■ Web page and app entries
━━━━━━━━━━
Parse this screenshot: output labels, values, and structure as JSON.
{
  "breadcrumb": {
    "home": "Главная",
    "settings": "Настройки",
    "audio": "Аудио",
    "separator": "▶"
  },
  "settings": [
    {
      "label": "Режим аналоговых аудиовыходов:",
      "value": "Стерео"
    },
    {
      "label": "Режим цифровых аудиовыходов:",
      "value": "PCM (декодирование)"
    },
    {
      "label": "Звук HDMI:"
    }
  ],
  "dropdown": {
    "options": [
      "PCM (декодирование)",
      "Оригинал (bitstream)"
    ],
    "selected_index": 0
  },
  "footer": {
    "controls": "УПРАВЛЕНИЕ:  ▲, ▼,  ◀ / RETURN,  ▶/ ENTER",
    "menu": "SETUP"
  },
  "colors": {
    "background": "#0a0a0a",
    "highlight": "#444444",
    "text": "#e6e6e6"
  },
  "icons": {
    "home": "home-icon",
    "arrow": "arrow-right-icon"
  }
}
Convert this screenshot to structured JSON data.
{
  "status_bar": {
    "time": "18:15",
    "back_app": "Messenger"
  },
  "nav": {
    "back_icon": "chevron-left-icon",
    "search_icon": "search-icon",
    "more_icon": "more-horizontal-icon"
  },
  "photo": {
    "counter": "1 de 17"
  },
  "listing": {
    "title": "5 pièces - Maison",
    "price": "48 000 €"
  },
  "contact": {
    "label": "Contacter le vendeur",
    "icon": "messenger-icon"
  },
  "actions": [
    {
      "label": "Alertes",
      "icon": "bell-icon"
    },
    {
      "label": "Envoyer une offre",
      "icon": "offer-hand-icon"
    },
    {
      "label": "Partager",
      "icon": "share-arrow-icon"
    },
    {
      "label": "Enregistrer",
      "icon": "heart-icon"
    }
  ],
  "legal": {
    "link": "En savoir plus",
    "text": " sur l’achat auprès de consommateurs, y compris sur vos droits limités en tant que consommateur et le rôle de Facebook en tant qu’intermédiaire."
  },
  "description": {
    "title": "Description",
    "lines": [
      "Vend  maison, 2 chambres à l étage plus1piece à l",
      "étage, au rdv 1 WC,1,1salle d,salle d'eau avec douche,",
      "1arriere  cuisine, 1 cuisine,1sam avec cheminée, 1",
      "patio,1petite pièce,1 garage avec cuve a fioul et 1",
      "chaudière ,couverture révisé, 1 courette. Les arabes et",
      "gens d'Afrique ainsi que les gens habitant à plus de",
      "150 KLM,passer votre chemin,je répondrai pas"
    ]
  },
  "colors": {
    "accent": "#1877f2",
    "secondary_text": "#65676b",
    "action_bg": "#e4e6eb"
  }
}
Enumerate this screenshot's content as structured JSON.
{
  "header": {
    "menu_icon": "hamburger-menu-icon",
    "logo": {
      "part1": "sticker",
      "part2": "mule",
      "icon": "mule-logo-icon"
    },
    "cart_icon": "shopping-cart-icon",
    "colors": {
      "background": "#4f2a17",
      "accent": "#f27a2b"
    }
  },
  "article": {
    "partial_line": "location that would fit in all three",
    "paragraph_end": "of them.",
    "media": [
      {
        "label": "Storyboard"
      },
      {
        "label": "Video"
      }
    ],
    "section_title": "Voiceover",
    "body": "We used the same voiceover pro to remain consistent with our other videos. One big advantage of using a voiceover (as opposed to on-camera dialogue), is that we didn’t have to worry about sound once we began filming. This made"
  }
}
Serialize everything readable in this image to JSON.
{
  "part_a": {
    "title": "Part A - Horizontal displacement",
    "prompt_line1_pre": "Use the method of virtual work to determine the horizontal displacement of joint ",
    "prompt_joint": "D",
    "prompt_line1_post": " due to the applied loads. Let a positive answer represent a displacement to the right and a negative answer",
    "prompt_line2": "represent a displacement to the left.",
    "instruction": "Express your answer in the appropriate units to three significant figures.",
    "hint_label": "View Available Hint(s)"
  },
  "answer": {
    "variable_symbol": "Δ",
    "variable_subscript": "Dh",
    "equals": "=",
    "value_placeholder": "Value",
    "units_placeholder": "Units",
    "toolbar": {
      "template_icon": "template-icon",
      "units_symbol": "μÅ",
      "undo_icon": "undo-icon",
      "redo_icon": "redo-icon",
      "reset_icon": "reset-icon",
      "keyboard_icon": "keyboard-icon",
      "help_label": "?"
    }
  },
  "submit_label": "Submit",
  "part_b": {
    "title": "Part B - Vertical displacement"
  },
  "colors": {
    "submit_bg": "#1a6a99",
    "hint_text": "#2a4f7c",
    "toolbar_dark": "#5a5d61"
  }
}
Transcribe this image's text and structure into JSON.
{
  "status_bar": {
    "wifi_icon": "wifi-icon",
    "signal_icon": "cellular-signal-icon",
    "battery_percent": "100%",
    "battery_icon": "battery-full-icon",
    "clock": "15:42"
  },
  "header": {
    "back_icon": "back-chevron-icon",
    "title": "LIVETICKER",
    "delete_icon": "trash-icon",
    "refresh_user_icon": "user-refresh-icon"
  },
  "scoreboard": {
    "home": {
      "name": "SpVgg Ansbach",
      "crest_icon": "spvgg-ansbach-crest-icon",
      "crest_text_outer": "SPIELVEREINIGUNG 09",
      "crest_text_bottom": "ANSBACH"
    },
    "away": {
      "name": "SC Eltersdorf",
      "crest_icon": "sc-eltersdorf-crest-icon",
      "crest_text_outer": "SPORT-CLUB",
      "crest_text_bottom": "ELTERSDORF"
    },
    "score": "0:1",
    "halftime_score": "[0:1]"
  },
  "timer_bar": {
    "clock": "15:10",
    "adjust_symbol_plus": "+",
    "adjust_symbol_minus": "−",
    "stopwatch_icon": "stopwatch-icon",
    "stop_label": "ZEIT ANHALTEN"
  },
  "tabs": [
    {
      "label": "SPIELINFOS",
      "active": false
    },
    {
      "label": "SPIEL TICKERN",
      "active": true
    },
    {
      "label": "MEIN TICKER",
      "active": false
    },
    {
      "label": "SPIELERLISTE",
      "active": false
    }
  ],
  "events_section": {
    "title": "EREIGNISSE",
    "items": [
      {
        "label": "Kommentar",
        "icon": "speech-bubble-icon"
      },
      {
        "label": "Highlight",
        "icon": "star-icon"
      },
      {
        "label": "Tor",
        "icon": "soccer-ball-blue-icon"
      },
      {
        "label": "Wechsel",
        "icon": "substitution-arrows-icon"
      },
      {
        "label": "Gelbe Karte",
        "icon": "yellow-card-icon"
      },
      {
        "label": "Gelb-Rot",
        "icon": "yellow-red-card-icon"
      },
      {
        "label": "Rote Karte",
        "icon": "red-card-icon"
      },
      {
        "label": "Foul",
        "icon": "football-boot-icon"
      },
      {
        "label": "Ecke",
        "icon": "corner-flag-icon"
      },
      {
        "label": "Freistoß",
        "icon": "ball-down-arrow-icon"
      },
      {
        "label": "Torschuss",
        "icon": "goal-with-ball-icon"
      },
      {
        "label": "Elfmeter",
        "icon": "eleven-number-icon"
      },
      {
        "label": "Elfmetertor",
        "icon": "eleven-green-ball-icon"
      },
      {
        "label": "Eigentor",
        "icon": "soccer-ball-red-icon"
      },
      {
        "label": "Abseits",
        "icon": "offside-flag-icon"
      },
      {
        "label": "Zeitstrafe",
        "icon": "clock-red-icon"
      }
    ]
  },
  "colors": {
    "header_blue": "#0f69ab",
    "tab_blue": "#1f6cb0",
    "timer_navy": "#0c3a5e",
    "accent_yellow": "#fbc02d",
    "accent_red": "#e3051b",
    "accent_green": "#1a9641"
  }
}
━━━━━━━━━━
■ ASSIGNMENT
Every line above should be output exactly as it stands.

■ RESPONSE TO THE TASK
Parse this screenshot: output labels, values, and structure as JSON.
{
  "breadcrumb": {
    "home": "Главная",
    "settings": "Настройки",
    "audio": "Аудио",
    "separator": "▶"
  },
  "settings": [
    {
      "label": "Режим аналоговых аудиовыходов:",
      "value": "Стерео"
    },
    {
      "label": "Режим цифровых аудиовыходов:",
      "value": "PCM (декодирование)"
    },
    {
      "label": "Звук HDMI:"
    }
  ],
  "dropdown": {
    "options": [
      "PCM (декодирование)",
      "Оригинал (bitstream)"
    ],
    "selected_index": 0
  },
  "footer": {
    "controls": "УПРАВЛЕНИЕ:  ▲, ▼,  ◀ / RETURN,  ▶/ ENTER",
    "menu": "SETUP"
  },
  "colors": {
    "background": "#0a0a0a",
    "highlight": "#444444",
    "text": "#e6e6e6"
  },
  "icons": {
    "home": "home-icon",
    "arrow": "arrow-right-icon"
  }
}
Convert this screenshot to structured JSON data.
{
  "status_bar": {
    "time": "18:15",
    "back_app": "Messenger"
  },
  "nav": {
    "back_icon": "chevron-left-icon",
    "search_icon": "search-icon",
    "more_icon": "more-horizontal-icon"
  },
  "photo": {
    "counter": "1 de 17"
  },
  "listing": {
    "title": "5 pièces - Maison",
    "price": "48 000 €"
  },
  "contact": {
    "label": "Contacter le vendeur",
    "icon": "messenger-icon"
  },
  "actions": [
    {
      "label": "Alertes",
      "icon": "bell-icon"
    },
    {
      "label": "Envoyer une offre",
      "icon": "offer-hand-icon"
    },
    {
      "label": "Partager",
      "icon": "share-arrow-icon"
    },
    {
      "label": "Enregistrer",
      "icon": "heart-icon"
    }
  ],
  "legal": {
    "link": "En savoir plus",
    "text": " sur l’achat auprès de consommateurs, y compris sur vos droits limités en tant que consommateur et le rôle de Facebook en tant qu’intermédiaire."
  },
  "description": {
    "title": "Description",
    "lines": [
      "Vend  maison, 2 chambres à l étage plus1piece à l",
      "étage, au rdv 1 WC,1,1salle d,salle d'eau avec douche,",
      "1arriere  cuisine, 1 cuisine,1sam avec cheminée, 1",
      "patio,1petite pièce,1 garage avec cuve a fioul et 1",
      "chaudière ,couverture révisé, 1 courette. Les arabes et",
      "gens d'Afrique ainsi que les gens habitant à plus de",
      "150 KLM,passer votre chemin,je répondrai pas"
    ]
  },
  "colors": {
    "accent": "#1877f2",
    "secondary_text": "#65676b",
    "action_bg": "#e4e6eb"
  }
}
Enumerate this screenshot's content as structured JSON.
{
  "header": {
    "menu_icon": "hamburger-menu-icon",
    "logo": {
      "part1": "sticker",
      "part2": "mule",
      "icon": "mule-logo-icon"
    },
    "cart_icon": "shopping-cart-icon",
    "colors": {
      "background": "#4f2a17",
      "accent": "#f27a2b"
    }
  },
  "article": {
    "partial_line": "location that would fit in all three",
    "paragraph_end": "of them.",
    "media": [
      {
        "label": "Storyboard"
      },
      {
        "label": "Video"
      }
    ],
    "section_title": "Voiceover",
    "body": "We used the same voiceover pro to remain consistent with our other videos. One big advantage of using a voiceover (as opposed to on-camera dialogue), is that we didn’t have to worry about sound once we began filming. This made"
  }
}
Serialize everything readable in this image to JSON.
{
  "part_a": {
    "title": "Part A - Horizontal displacement",
    "prompt_line1_pre": "Use the method of virtual work to determine the horizontal displacement of joint ",
    "prompt_joint": "D",
    "prompt_line1_post": " due to the applied loads. Let a positive answer represent a displacement to the right and a negative answer",
    "prompt_line2": "represent a displacement to the left.",
    "instruction": "Express your answer in the appropriate units to three significant figures.",
    "hint_label": "View Available Hint(s)"
  },
  "answer": {
    "variable_symbol": "Δ",
    "variable_subscript": "Dh",
    "equals": "=",
    "value_placeholder": "Value",
    "units_placeholder": "Units",
    "toolbar": {
      "template_icon": "template-icon",
      "units_symbol": "μÅ",
      "undo_icon": "undo-icon",
      "redo_icon": "redo-icon",
      "reset_icon": "reset-icon",
      "keyboard_icon": "keyboard-icon",
      "help_label": "?"
    }
  },
  "submit_label": "Submit",
  "part_b": {
    "title": "Part B - Vertical displacement"
  },
  "colors": {
    "submit_bg": "#1a6a99",
    "hint_text": "#2a4f7c",
    "toolbar_dark": "#5a5d61"
  }
}
Transcribe this image's text and structure into JSON.
{
  "status_bar": {
    "wifi_icon": "wifi-icon",
    "signal_icon": "cellular-signal-icon",
    "battery_percent": "100%",
    "battery_icon": "battery-full-icon",
    "clock": "15:42"
  },
  "header": {
    "back_icon": "back-chevron-icon",
    "title": "LIVETICKER",
    "delete_icon": "trash-icon",
    "refresh_user_icon": "user-refresh-icon"
  },
  "scoreboard": {
    "home": {
      "name": "SpVgg Ansbach",
      "crest_icon": "spvgg-ansbach-crest-icon",
      "crest_text_outer": "SPIELVEREINIGUNG 09",
      "crest_text_bottom": "ANSBACH"
    },
    "away": {
      "name": "SC Eltersdorf",
      "crest_icon": "sc-eltersdorf-crest-icon",
      "crest_text_outer": "SPORT-CLUB",
      "crest_text_bottom": "ELTERSDORF"
    },
    "score": "0:1",
    "halftime_score": "[0:1]"
  },
  "timer_bar": {
    "clock": "15:10",
    "adjust_symbol_plus": "+",
    "adjust_symbol_minus": "−",
    "stopwatch_icon": "stopwatch-icon",
    "stop_label": "ZEIT ANHALTEN"
  },
  "tabs": [
    {
      "label": "SPIELINFOS",
      "active": false
    },
    {
      "label": "SPIEL TICKERN",
      "active": true
    },
    {
      "label": "MEIN TICKER",
      "active": false
    },
    {
      "label": "SPIELERLISTE",
      "active": false
    }
  ],
  "events_section": {
    "title": "EREIGNISSE",
    "items": [
      {
        "label": "Kommentar",
        "icon": "speech-bubble-icon"
      },
      {
        "label": "Highlight",
        "icon": "star-icon"
      },
      {
        "label": "Tor",
        "icon": "soccer-ball-blue-icon"
      },
      {
        "label": "Wechsel",
        "icon": "substitution-arrows-icon"
      },
      {
        "label": "Gelbe Karte",
        "icon": "yellow-card-icon"
      },
      {
        "label": "Gelb-Rot",
        "icon": "yellow-red-card-icon"
      },
      {
        "label": "Rote Karte",
        "icon": "red-card-icon"
      },
      {
        "label": "Foul",
        "icon": "football-boot-icon"
      },
      {
        "label": "Ecke",
        "icon": "corner-flag-icon"
      },
      {
        "label": "Freistoß",
        "icon": "ball-down-arrow-icon"
      },
      {
        "label": "Torschuss",
        "icon": "goal-with-ball-icon"
      },
      {
        "label": "Elfmeter",
        "icon": "eleven-number-icon"
      },
      {
        "label": "Elfmetertor",
        "icon": "eleven-green-ball-icon"
      },
      {
        "label": "Eigentor",
        "icon": "soccer-ball-red-icon"
      },
      {
        "label": "Abseits",
        "icon": "offside-flag-icon"
      },
      {
        "label": "Zeitstrafe",
        "icon": "clock-red-icon"
      }
    ]
  },
  "colors": {
    "header_blue": "#0f69ab",
    "tab_blue": "#1f6cb0",
    "timer_navy": "#0c3a5e",
    "accent_yellow": "#fbc02d",
    "accent_red": "#e3051b",
    "accent_green": "#1a9641"
  }
}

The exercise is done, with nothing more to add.